Anna Randle, Head of Policy, NLGN
The House Magazine
Hard as it is to believe, there was a time around 2000-2001 when many people thought elected mayors were about to transform the governance of the UK’s major towns and cities. Supporters of the idea wrote about the deficit in leadership, vision and accountability that mayors would fill in cities such as Liverpool and Birmingham. Detractors organised campaigns designed to undermine the idea, on the basis that mayors would fall prey to corruption, privatisation and personality politics.
After the election of only eleven local authority mayors, many thought the death knell for the idea had sounded. Long term observers of local government however, may be forgiven for experiencing a strange sense of déjà vu over recent months. Mayors are on the agenda again, and the prospect of such leadership in our major cities is being resurrected.
So what has changed? A number of factors have brought about the return of the mayoral idea, including the unanswered regional question and the ongoing desire of central government to increase the visibility and impact of local leadership. Most importantly, the debate about mayors has moved from being polarised and abstract, and based on what people believe mayors might or might not do, to an evidence-based discussion about their tangible value.
The ‘First Eleven’ mayors have in fact provided a small, but extremely useful sample through which to learn about the impact of the model. Mayors have been tested in some of the most challenging circumstances possible: many in areas with high levels of deprivation and decline, and a poor record of political leadership, such as Hackney and Doncaster.
However, mayors have proved that in practice they can act as extremely effective agents of change and delivery in such places. Performance in mayoral councils as judged by the Comprehensive Performance Assessment has improved, in some cases radically. This has allayed earlier fears that mayors would be populist figures with no focus on service outcomes.
Mayors have also proved that although being strong leaders with a direct mandate, they can take a very consensual approach to policy making. In many cases, they have worked effectively with councillors of different political parties, and with local partners such as the police and health services to deliver positive outcomes.
There is also strong evidence to suggest that mayors have been effective in re-engaging with the public. Polling evidence shows mayors have far greater levels of name recognition than council leaders. They have also developed innovative ways of demonstrating and responding to their direct public accountability, for example through regular columns in the local newspaper and the holding of surgeries in supermarkets on Saturday mornings.
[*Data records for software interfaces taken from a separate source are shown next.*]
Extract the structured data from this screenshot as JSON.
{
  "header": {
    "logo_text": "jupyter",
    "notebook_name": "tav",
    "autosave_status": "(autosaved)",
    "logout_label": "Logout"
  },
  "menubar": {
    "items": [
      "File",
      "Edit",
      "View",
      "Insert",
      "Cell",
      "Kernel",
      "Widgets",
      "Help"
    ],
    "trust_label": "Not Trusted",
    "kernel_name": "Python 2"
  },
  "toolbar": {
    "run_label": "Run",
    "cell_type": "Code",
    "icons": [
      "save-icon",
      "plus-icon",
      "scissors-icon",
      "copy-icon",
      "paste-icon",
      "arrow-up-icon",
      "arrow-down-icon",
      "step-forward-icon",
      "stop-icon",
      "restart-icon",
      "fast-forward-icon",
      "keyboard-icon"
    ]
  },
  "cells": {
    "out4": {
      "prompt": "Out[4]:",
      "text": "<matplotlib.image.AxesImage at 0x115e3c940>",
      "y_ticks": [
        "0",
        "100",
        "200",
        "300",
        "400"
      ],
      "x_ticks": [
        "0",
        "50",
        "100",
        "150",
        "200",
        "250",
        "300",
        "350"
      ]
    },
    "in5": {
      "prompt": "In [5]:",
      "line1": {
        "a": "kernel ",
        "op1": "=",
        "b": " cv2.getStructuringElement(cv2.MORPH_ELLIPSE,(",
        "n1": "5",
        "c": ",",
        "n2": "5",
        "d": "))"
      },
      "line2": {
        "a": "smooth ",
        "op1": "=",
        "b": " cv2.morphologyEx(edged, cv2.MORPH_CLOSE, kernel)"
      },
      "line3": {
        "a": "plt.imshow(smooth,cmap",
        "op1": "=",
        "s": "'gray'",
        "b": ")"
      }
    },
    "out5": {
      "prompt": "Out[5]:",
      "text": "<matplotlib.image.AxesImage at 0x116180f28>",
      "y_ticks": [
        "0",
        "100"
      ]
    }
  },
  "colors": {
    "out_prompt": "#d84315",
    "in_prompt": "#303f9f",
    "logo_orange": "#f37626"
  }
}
The Government has clearly signalled its intention to re-visit the mayoral idea, through both the Labour party’s election manifesto and the discussion papers on local leadership published by the Office of the Deputy Prime Minister back in January. Most of the interest this time around is focused on cities and new vehicles for driving city economies and regeneration through leadership and accountability. The vision of mayors for Liverpool and Birmingham may become a reality after all.